Comedian and Temple alum Bill Cosby will host an exclusive event at the Independence Visitor Center on Thursday, August 14th to raise funds to save Temple University’s Men’s Gymnastics program (TUMG).
Philadelphia is all atwitter currently with news out of Temple University that researchers there have gotten a step closer to a so-called cure for HIV. Basically, medical researchers are doing their jobs. Being medical researchers, though, they need to gin up some interest and rationale for more funding, so they’ve decided to recklessly issue a statement so slippery you can’t exactly disagree with it: “This is one important step,” says Temple’s Dr. Kamel Khalili, “on the path toward a permanent cure for AIDS.”
Thanks to those four little letters — “cure” — many journalists who have no experience or strong understanding about HIV/AIDS are writing about HIV/AIDS and society is yet again unfurling the “MISSION ACCOMPLISHED” banner. HIV/AIDS is about to be over! Will the last the person out please shut off the lights? Thanks.
Most people are zooming by the fact that this Temple discovery has no relevance to people living today or even in the near future; the discovery is simply a “proof of concept” with a completely uncertain future use, particularly if it’s anything like past “steps on the path toward a permanent cure for AIDS.” More on that later.
Researchers at Temple University say they have “designed a way to permanently rid human cells of HIV-1 in a laboratory setting,” making this the first time any such procedure has been successfully accomplished.
Crazy cool news out of Temple University today, y’all: As per a just-published study in the journal Proceedings of the National Academy of Sciences, researchers from Temple’s neuroscience department have figured out a way to edit human cells and “snip out” HIV DNA, essentially eliminating the virus from cells for good.
Last Thursday, Temple University held its 127th Commencement Exercises at the Liacouras Center on North Broad Street. Inquirer co-owner (well, at least for now) Lewis Katz gave a pretty good speech after receiving his honorary doctorate, and singer Jill Scott said a few inspiring words after getting hers.
And then, as the nearly two-hour ceremony came to a close, Temple President Neil D. Theobald asked Temple trustee and alleged sex assaulter Bill Cosby if he wanted to say a few words. Has Cosby ever declined such an invitation? Read more »
Philly’s Jill Scott goes by many names — neo-soul queen, poet, actress — but today she will receive a new title from Temple University, when she is presented an honorary doctorate from her alma mater. The certificate will anoint her Doctor of Humane Letters. More from Essence:
Temple University President Neil D. Theobald said Scott’s “values and achievements embody the mission and ideas of the university.”

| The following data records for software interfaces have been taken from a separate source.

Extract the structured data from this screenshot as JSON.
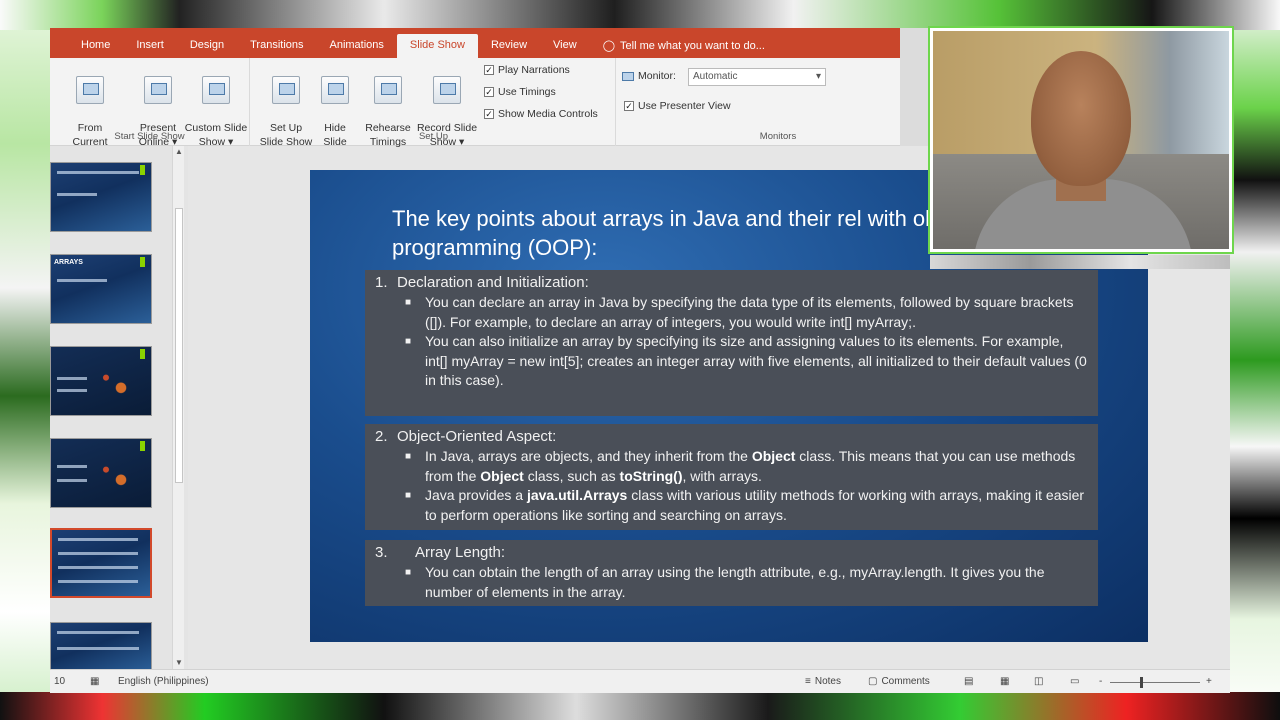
{
  "ribbon": {
    "tabs": [
      "Home",
      "Insert",
      "Design",
      "Transitions",
      "Animations",
      "Slide Show",
      "Review",
      "View"
    ],
    "active_tab": "Slide Show",
    "tell_me": "Tell me what you want to do...",
    "groups": {
      "start": {
        "label": "Start Slide Show",
        "from_current": "From\nCurrent Slide",
        "present_online": "Present\nOnline ▾",
        "custom": "Custom Slide\nShow ▾"
      },
      "setup": {
        "label": "Set Up",
        "set_up": "Set Up\nSlide Show",
        "hide": "Hide\nSlide",
        "rehearse": "Rehearse\nTimings",
        "record": "Record Slide\nShow ▾",
        "play_narrations": "Play Narrations",
        "use_timings": "Use Timings",
        "show_media": "Show Media Controls"
      },
      "monitors": {
        "label": "Monitors",
        "monitor_label": "Monitor:",
        "monitor_value": "Automatic",
        "presenter_view": "Use Presenter View"
      }
    }
  },
  "thumbs": {
    "t2_label": "ARRAYS"
  },
  "slide": {
    "title": "The key points about arrays in Java and their rel with object-oriented programming (OOP):",
    "sections": [
      {
        "num": "1.",
        "heading": "Declaration and Initialization:",
        "bullets": [
          "You can declare an array in Java by specifying the data type of its elements, followed by square brackets ([]). For example, to declare an array of integers, you would write int[] myArray;.",
          "You can also initialize an array by specifying its size and assigning values to its elements. For example, int[] myArray = new int[5]; creates an integer array with five elements, all initialized to their default values (0 in this case)."
        ]
      },
      {
        "num": "2.",
        "heading": "Object-Oriented Aspect:",
        "b1_pre": "In Java, arrays are objects, and they inherit from the ",
        "b1_bold1": "Object",
        "b1_mid": " class. This means that you can use methods from the ",
        "b1_bold2": "Object",
        "b1_mid2": " class, such as ",
        "b1_bold3": "toString()",
        "b1_post": ", with arrays.",
        "b2_pre": "Java provides a ",
        "b2_bold": "java.util.Arrays",
        "b2_post": " class with various utility methods for working with arrays, making it easier to perform operations like sorting and searching on arrays."
      },
      {
        "num": "3.",
        "heading": "Array Length:",
        "bullets": [
          "You can obtain the length of an array using the length attribute, e.g., myArray.length. It gives you the number of elements in the array."
        ]
      }
    ]
  },
  "status": {
    "slide_num": "10",
    "language": "English (Philippines)",
    "notes": "Notes",
    "comments": "Comments",
    "minus": "-",
    "plus": "+"
  }
}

Besides her award-winning music career, Scott is also the founder of the Blues Babe Foundation which helps underserved students in the Delaware Valley with their postsecondary educational goals through financial assistance and mentorship. The foundation is named after her grandmother.
Exactly 10 months after the historic ruling of United States v. Windsor, Mayor Michael A. Nutter proclaimed April 26, 2014 “Edie Windsor Day.” The accolade came during a special afternoon honoring Temple CLA ’50 alumna Edith S. Windsor, who, as you all know, successfully overturned the Defense of Marriage Act (DOMA) in June of last year. Windsor was met with thunderous applause and a standing ovation as Nutter presented her with a miniature Liberty Bell under the bright lights of the Temple Performing Arts Center.
In her latest column, Inquirer architecture critic Inga Saffron writes about the new North Philadelphia development Paseo Verde, calling it “a trifecta of socially responsible development.” And it achieves what seems almost impossible: it “makes peace with gentrification.” If development around Ninth and Berks were to follow “the usual Philadelphia script,” says Saffron, there would be two possibilities:
Either the neighborhood would surrender to developers and allow a construction free-for-all. Or, it would dig in, using its political power to hold onto the acres of vacant land in the hope that someone, some day, might build subsidized housing.
Instead residents found a third, and better, way…
The four-story apartment house makes peace with gentrification by accepting high-end, modern apartments as a fact of life. But it also ensures that longtime residents will have a good place to live if the area takes off and prices spike.
To achieve that tricky balance, nearly half of Paseo Verde’s 129 units are set aside for low-income residents at reduced rents. The other 67 go for market rates. After a quiet opening in the fall, Paseo Verde is now home to a mix of Temple University students, professionals, and low-wage workers.